=== Begin Enclosure ===

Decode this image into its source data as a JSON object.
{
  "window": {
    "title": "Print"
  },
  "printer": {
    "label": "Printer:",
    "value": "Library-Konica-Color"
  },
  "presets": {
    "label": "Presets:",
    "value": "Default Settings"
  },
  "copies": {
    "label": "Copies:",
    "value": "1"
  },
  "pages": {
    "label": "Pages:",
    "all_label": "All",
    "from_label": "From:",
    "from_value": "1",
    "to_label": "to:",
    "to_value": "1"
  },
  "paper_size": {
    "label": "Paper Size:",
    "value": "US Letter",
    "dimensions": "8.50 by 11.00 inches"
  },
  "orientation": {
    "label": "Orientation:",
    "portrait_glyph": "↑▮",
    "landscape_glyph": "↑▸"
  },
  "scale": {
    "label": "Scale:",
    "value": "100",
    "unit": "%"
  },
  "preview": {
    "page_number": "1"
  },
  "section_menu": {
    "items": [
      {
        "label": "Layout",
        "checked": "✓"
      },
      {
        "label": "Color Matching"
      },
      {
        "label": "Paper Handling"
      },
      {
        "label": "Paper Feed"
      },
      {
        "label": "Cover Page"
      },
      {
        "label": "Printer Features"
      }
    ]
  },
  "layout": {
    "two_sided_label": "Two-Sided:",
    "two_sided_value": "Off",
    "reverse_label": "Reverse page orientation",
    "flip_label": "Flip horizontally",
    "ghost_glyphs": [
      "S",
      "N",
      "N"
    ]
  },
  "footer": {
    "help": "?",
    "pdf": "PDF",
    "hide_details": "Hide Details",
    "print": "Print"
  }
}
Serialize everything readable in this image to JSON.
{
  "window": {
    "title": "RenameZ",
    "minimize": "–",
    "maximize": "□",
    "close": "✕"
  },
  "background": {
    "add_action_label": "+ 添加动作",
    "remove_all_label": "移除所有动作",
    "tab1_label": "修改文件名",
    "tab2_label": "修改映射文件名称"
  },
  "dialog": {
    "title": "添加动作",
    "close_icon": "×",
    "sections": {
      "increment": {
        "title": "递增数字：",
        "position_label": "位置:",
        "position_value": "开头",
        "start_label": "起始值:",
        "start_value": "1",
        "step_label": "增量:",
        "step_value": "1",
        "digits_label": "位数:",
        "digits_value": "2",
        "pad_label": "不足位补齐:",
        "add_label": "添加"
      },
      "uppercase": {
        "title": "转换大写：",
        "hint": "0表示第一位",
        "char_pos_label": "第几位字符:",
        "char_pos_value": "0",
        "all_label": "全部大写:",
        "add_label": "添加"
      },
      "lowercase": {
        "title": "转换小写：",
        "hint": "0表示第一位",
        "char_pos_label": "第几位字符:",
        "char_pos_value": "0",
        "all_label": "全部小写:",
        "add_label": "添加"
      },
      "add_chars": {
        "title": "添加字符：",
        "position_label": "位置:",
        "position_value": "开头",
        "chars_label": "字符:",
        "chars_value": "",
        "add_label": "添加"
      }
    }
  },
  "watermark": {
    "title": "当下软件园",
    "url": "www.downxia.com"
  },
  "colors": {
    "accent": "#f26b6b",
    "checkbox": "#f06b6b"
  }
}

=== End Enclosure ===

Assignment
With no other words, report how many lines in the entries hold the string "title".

Task answer
8